→ Records for processing
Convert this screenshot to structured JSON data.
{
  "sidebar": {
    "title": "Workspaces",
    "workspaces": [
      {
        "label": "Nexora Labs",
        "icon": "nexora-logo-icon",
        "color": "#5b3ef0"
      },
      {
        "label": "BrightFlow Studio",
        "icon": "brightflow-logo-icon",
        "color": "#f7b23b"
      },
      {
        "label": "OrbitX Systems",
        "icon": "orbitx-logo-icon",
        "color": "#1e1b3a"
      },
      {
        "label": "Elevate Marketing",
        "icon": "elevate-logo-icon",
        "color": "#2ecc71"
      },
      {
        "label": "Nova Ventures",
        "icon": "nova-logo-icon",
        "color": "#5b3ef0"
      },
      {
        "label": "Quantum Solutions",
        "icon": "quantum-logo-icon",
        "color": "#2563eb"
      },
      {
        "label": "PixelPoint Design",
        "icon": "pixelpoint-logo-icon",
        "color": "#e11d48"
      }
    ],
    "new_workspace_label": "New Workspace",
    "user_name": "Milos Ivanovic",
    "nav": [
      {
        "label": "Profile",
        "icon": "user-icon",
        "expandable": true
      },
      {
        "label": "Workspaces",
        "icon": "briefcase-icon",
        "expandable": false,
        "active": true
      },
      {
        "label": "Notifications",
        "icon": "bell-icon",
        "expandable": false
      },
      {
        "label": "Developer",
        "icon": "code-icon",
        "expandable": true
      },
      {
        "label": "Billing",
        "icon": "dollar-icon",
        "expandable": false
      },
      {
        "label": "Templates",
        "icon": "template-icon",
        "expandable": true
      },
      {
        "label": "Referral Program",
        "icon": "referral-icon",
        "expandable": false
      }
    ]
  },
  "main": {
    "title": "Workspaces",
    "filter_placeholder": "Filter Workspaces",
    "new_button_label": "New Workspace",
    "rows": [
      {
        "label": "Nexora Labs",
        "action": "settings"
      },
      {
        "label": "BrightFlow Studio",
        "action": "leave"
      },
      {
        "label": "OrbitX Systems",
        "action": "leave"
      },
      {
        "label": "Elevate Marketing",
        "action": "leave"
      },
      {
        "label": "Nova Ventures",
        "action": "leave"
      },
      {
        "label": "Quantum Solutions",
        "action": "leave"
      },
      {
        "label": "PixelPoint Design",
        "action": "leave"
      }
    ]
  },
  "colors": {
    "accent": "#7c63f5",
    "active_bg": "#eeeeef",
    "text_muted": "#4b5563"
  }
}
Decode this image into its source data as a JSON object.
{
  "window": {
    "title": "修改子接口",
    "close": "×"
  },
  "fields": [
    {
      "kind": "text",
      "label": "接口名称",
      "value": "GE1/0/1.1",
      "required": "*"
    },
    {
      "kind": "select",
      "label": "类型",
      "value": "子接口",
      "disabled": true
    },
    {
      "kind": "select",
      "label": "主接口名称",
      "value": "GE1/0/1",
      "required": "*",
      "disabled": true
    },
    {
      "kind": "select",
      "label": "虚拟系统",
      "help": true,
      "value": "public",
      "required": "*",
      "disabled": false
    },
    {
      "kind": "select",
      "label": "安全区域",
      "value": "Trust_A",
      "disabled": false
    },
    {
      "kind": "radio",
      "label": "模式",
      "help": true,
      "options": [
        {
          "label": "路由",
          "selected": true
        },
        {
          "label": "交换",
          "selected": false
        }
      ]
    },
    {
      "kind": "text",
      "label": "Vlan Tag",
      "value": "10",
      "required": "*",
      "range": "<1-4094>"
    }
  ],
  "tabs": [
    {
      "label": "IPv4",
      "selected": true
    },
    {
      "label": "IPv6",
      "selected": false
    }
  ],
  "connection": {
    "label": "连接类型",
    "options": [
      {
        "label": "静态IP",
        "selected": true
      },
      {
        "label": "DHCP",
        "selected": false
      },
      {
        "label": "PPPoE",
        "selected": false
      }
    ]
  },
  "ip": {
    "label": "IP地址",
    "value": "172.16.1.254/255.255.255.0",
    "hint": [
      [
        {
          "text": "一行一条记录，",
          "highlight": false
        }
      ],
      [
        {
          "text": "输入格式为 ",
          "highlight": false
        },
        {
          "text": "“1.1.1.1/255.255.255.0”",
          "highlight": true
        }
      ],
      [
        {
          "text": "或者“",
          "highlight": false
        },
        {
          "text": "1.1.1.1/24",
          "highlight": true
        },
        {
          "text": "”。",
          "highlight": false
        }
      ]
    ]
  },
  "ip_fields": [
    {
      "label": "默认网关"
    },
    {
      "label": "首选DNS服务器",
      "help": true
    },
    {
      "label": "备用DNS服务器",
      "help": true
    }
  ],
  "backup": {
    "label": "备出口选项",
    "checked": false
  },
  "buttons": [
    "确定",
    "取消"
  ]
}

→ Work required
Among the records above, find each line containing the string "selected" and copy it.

→ Written solution
          "selected": true
          "selected": false
      "selected": true
      "selected": false
        "selected": true
        "selected": false
        "selected": false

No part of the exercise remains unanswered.